BYJU’S also counts Shenzhen-headquartered Tencent Holdings as one of its investors. In 2017, Tencent invested $40 Mn in BYJU’S. Last year, Tencent, along with General Atlantic, was one of the lead investors in a $31 Mn funding round for BYJU’S.

Further, Indian payments company Paytm, which is the title sponsor for the BCCI and its international and domestic matches, counts Chinese multinational technology company Alibaba as one of its investors. Alibaba has a 37.15% stake in Paytm. It also has a 23% stake in Indian foodtech startup Zomato, which is an associate sponsor for IPL team Royal Challengers Bangalore.

Is It Prudent To Boycott Sponsors With Chinese Investment?

The list goes on, serving to highlight why the proposed call of removing Chinese companies, or Indian startups with Chinese investments, from sports, or any sector, is a lost battle, at least in the short run. This is because many Indian startups, upcoming and seasoned, have raised investments from Chinese companies and funds. The nascent Indian startup ecosystem, due to lack of domestic growth capital, has attracted investments from a host of foreign firms over the years, including those from China. Hence, doing away with Chinese investments requires more concerted effort than ripping a band-aid.

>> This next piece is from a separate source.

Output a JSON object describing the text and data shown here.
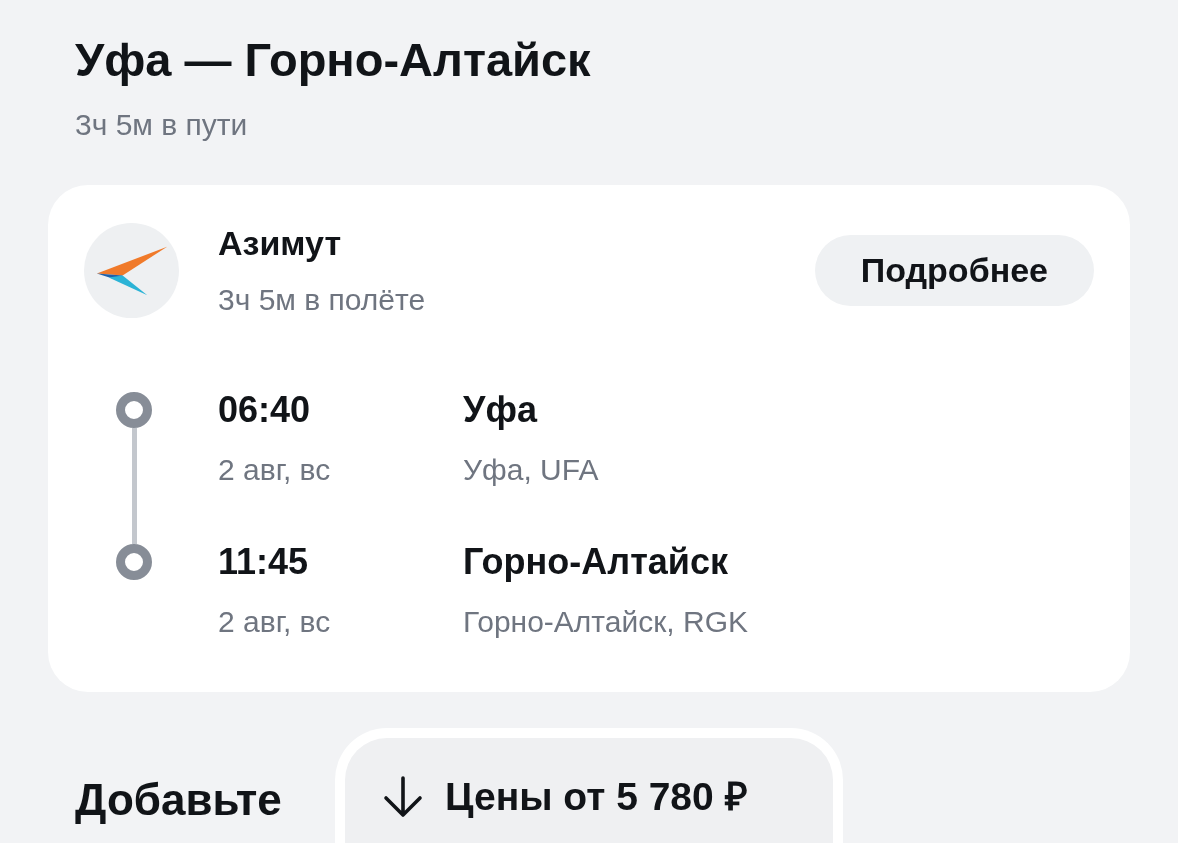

To use threats of boycott as a means of arm-twisting companies into letting go of their Chinese backers is a mindless exercise. Chinese money or not, these companies germinated from the minds of enterprising Indians. They have grown in India, are serving and employing Indians, — some like BYJU’S and Swiggy employ more than 10,000 people each, with Swiggy’s blue-collar workforce running into lakhs of employees — paying taxes in the country and making plans for a future that focuses on the Indian market more than any other.

To compromise the growth of these Indian startups, due to a changed geopolitical scenario, could jeopardise the already faltering Indian economy. More importantly, the collateral damage would be entirely Indian. The Chinese can put their money elsewhere. While data privacy has become a matter of national interest across the globe, India’s call for banning Chinese companies on the grounds of national security is a double-edged sword.

Praveen Khandelwal, the National Secretary-General of the CAIT, was immune to this logic. “What’s the point of Aatma Nirbhar Bharat, if we are still allowing these Chinese companies to invest in our country? At a time when the world is respecting us for taking a stand against China, we shouldn’t let Chinese money sponsor one of the biggest sporting events,” he told Inc42, adding that if a fully homegrown Indian investor is hard to find, the IPL should be cancelled for the year.

“The BCCI is the world’s richest cricket body. Can’t it cancel the event this year when the Olympics and Wimbledon and other big-ticket events have also been cancelled? We are not opposed to the IPL happening. But we should ensure that Chinese money has no role in the event. At a time when PM Modi has issued a clarion call for the nation to become self-reliant and be ‘Vocal for Local’, we should respect that and not allow Chinese any chance to benefit from Indian sports,” he added.

Note: We at Inc42 take our ethics very seriously. More information about it can be found here.